    This recipe is a keeper!  Even though it's 100% whole wheat, the bread has a moist, soft crumb and the flavor is fantastic (especially toasted with some butter on it :) ).  I would have liked to have seen a little more height but, all in all, I'm very happy with the results. I think the next batch will come out even better...   I'm also going to try one loaf using my sourdough starter in place of the biga and compare loaves.

    Sunday, October 2, 2011

    Let's Try a 100% Whole Wheat (Updated 10/4)

    While I've made breads with 25% whole wheat, this will be my first enriched bread using 100% whole wheat flour.  For the record, I'm using King Arthur red whole wheat flour which is "milled from 100% of the hard red spring wheat berry grown in the norther Great Plains.  Nothing is added, nothing is taken away."  :)


    I've just finished putting together the first two parts of the dough (which will be baked tomorrow)

    • Soaker:  The Soaker is made up of 227 grams of WW flour, 198g of scalded milk (cooled) and 4g of salt.  The soaker is used to soften the coarse grains and also allows some enzyme action to take place that is beneficial to the flavor of the final product.
    • Biga: (or pre-ferment) The Biga is also made up of 227g WW flour except it has 170g of water (75% hydration) and 1g of yeast (no salt).   Pre-ferments are also used to bring out additional flavor and (I believe) improve gluten structure. 
    I'm using a Biga for this one however, if I want, I can substitue the biga with my sourdough starter (same total weight).  I think I'll give that a try next time.

    Both of these are extremely easy to put together.  All that's needed are two small bowls and a heavy wooden spoon.   The little kneading that's done is actually done in the bowls.  The 5 minutes of rest after the initial mix of the soaker and the biga (ensuring all the flour is hydrated) is all that's needed to make them very easy to handle.
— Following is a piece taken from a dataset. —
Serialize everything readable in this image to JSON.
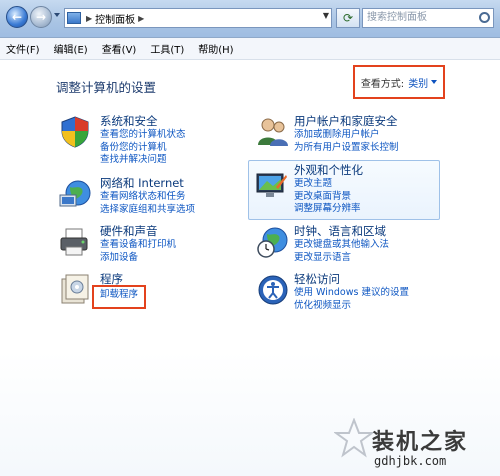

    The soaker will stay out at room temperature overnight.  The biga will go into the refrigerator for at least 8 hours (this will retard the fermentation).  Tomorrow, I'll cut both the soaker and the biga into small pieces (so they'll be easier to mix together) and pop them into the mixer along with 42g of honey, 14g of unsalted (melted) butter, 7g of yeast, and 5g of salt.   An additional 56.5g of WW flour will be on hand should the dough need any adjusting (so it's smooth and just slightly sticky)

    Update:  I left the "biga" out two hours prior to the final mixing (to warm up).   I flattened out the biga and the soaker, placed one on top of the other and cut the lamination into 12 pieces.  I put the cut pieces into the KA mixer along with the other ingredients (less the salt  as I wanted the yeast to hydrate first) and mixed.  I then added the salt, mixed on "2" for approximately 7 minutes while adding 1 additional tablespoon of WW flour in the process because the dough was a bit "sticky".  The recipe does allow for 56.5g WW flour (7 tablespoons) in reserve for adjustments.  


    The dough was turned onto a floured surface and hand kneaded.  I'd say that I added approximately 3 to 4 more tbs of flour in order to get the right consistency (just slightly sticky / tacky but somewhat firm).   Now that I know what it should feel like,  I'll just check the dough in the mixer while making any adjustments.  I rested the dough for 5 minutes, kneaded it for another 2 minutes or so, formed it into a ball and put it into a (covered) greased bowl (I use Pam).


    The dough took about an hour to almost double in size.  I then flattened the dough out to about a 5" X 8" rectangle, rolled it up and sealed the bottom edge (not the sides).  This was placed (seam down) in a grease loaf pan to proof for about 45 minutes, until it rose above the sides of the loaf pan.  I may give it a little longer next time...


    The oven was pre-heated to 425F and immediately lowered to 350F once the pan was put in the oven.  It baked for 20 minutes, was turned 180 degrees (something that's really unnecessary for my oven since it bakes so evenly) and baked another 20 or so.   When done, the internal temperature should be 195F and sound hollow when tapped on the bottom.   Always leave the bread on a cooling rack for an hour before tasting so the baking process can continue.  Not an easy thing to do :)


    I'll triple this batch next time :)


    See you tomorrow!

    PJ